PROBLEM TO SOLVE -> Look through the lines below and copy each one that includes "into".

------ RECORDS FOR THIS EXERCISE

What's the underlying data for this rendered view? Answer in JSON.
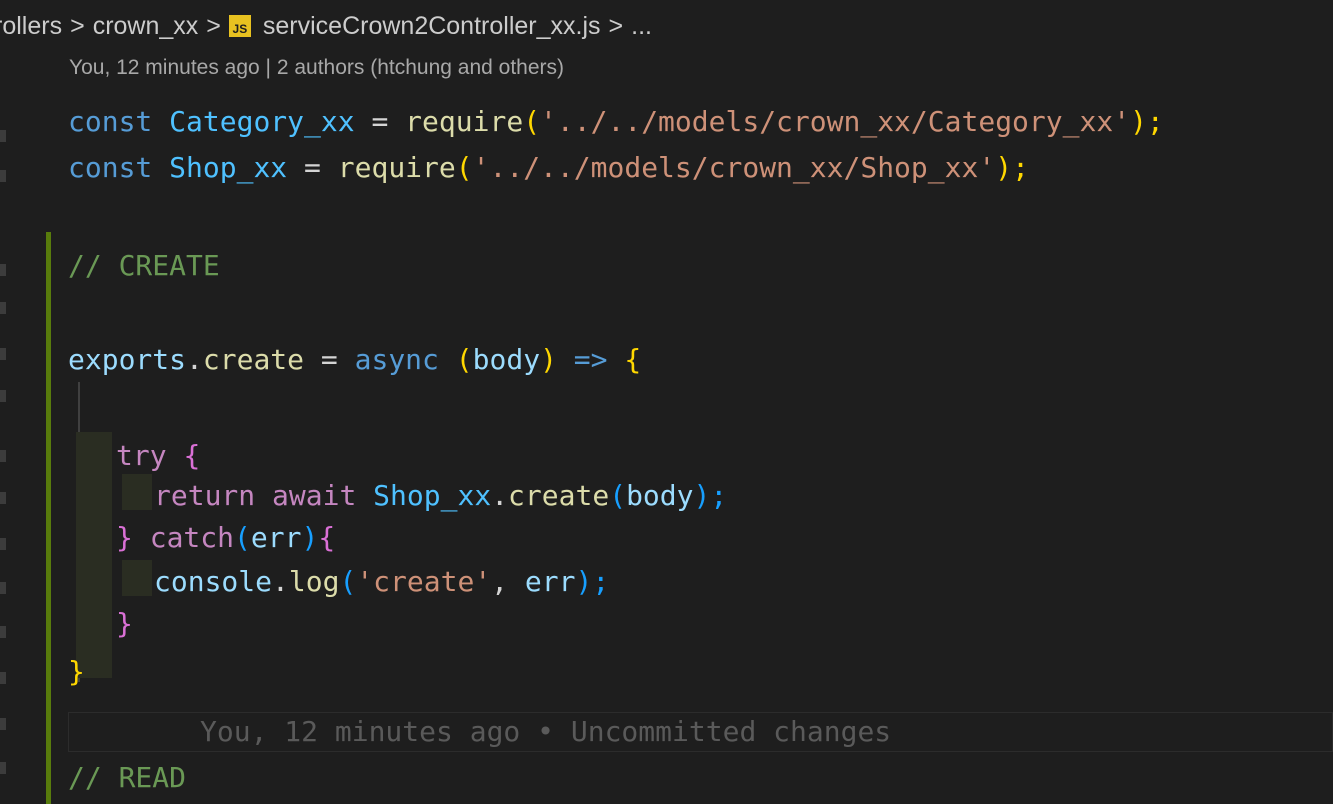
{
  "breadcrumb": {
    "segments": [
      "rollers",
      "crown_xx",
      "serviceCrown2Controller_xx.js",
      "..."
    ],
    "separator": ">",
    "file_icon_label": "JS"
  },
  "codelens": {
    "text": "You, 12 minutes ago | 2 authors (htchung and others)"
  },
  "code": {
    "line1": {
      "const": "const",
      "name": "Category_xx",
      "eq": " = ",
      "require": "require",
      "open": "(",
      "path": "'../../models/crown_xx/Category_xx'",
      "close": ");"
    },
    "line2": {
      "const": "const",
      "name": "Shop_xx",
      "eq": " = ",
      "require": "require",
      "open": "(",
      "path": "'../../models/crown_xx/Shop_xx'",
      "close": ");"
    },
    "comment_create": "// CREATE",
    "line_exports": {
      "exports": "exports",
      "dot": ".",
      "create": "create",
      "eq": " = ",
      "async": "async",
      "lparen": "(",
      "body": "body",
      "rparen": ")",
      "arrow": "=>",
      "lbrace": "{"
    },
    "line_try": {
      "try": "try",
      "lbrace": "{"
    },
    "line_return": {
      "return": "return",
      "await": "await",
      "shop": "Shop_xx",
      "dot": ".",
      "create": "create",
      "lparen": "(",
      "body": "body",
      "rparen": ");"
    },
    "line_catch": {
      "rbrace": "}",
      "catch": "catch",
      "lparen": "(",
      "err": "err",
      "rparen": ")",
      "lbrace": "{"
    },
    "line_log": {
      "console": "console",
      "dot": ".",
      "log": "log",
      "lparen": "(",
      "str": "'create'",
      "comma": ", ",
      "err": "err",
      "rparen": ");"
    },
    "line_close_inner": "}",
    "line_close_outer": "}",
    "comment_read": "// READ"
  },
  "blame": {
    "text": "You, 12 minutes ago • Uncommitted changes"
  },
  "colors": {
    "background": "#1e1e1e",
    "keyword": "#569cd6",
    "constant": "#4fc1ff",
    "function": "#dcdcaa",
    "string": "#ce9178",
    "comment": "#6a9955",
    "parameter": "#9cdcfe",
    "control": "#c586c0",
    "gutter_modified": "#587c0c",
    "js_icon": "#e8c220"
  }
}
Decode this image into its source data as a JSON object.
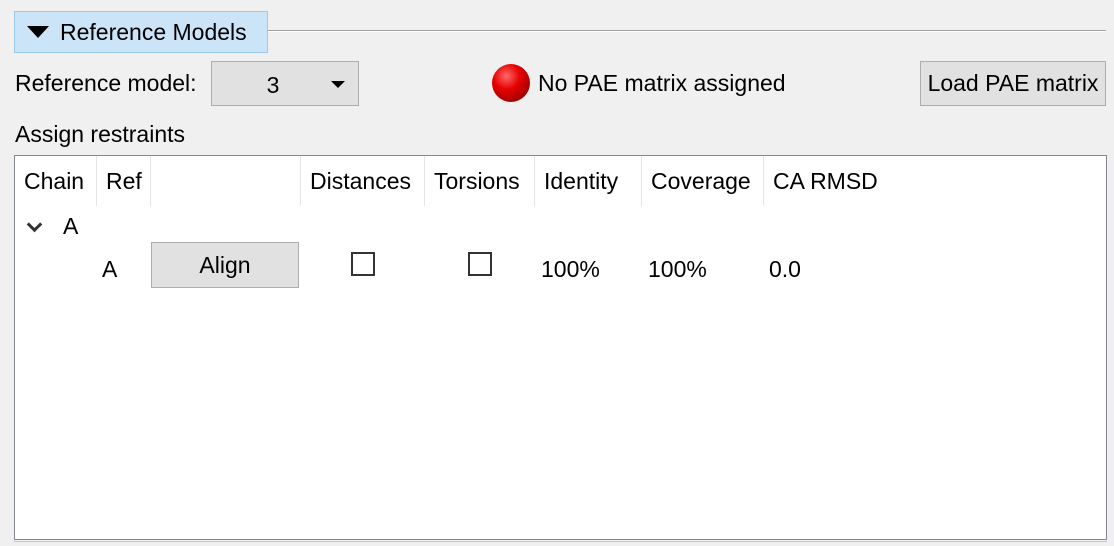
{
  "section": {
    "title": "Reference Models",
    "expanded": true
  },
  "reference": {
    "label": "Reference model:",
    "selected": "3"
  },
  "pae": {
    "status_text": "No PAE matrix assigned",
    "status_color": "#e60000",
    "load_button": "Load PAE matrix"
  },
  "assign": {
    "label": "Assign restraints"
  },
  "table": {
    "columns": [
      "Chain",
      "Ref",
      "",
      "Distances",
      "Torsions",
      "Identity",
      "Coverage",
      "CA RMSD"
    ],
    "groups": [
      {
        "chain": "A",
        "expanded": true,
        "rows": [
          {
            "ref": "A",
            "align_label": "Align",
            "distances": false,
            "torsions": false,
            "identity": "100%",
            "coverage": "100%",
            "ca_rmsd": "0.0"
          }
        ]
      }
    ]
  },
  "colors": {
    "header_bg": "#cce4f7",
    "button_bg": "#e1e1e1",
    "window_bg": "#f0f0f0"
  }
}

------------
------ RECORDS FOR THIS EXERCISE

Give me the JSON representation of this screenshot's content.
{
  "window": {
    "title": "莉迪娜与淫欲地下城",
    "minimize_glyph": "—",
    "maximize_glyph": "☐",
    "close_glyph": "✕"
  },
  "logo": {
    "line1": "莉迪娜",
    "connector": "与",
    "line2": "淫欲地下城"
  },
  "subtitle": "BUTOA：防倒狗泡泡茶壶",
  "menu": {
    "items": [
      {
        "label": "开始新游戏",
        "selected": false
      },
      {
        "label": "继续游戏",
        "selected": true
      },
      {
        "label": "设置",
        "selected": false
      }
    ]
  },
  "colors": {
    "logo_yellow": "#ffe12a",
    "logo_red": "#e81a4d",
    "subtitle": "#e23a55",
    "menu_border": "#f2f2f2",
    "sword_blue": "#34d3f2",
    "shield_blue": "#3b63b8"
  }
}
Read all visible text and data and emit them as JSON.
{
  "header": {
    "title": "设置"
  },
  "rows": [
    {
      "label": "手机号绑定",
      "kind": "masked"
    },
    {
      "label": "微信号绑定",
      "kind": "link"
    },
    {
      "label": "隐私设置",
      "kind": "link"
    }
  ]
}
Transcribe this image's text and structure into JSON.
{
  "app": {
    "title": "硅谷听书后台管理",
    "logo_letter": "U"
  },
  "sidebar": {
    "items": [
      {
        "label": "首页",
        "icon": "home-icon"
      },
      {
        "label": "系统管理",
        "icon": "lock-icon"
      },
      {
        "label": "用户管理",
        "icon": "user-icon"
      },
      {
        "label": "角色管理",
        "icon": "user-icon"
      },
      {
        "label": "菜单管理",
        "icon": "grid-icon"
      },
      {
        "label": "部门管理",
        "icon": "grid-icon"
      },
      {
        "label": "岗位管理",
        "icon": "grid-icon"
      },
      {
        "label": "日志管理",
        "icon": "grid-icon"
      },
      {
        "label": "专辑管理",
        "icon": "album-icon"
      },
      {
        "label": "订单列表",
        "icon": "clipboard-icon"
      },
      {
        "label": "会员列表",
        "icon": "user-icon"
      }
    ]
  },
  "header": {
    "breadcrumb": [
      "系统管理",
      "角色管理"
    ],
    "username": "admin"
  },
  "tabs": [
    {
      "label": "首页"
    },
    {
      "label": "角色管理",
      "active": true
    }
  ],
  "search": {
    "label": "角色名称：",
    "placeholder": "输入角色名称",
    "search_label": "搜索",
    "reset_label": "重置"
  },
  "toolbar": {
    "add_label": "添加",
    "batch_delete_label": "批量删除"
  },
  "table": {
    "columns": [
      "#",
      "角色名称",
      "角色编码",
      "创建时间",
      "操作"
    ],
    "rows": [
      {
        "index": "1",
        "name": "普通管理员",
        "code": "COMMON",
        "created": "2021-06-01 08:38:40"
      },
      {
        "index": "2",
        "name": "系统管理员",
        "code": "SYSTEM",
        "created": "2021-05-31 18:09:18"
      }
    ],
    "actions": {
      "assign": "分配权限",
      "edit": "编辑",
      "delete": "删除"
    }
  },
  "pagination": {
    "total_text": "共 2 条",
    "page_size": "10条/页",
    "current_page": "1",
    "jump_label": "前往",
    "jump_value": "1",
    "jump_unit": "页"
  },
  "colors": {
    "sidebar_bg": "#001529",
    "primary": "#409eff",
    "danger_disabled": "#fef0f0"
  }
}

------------

FINISHED TASK ->
Decode this image into its source data as a JSON object.
Transcribe this image's text and structure into JSON.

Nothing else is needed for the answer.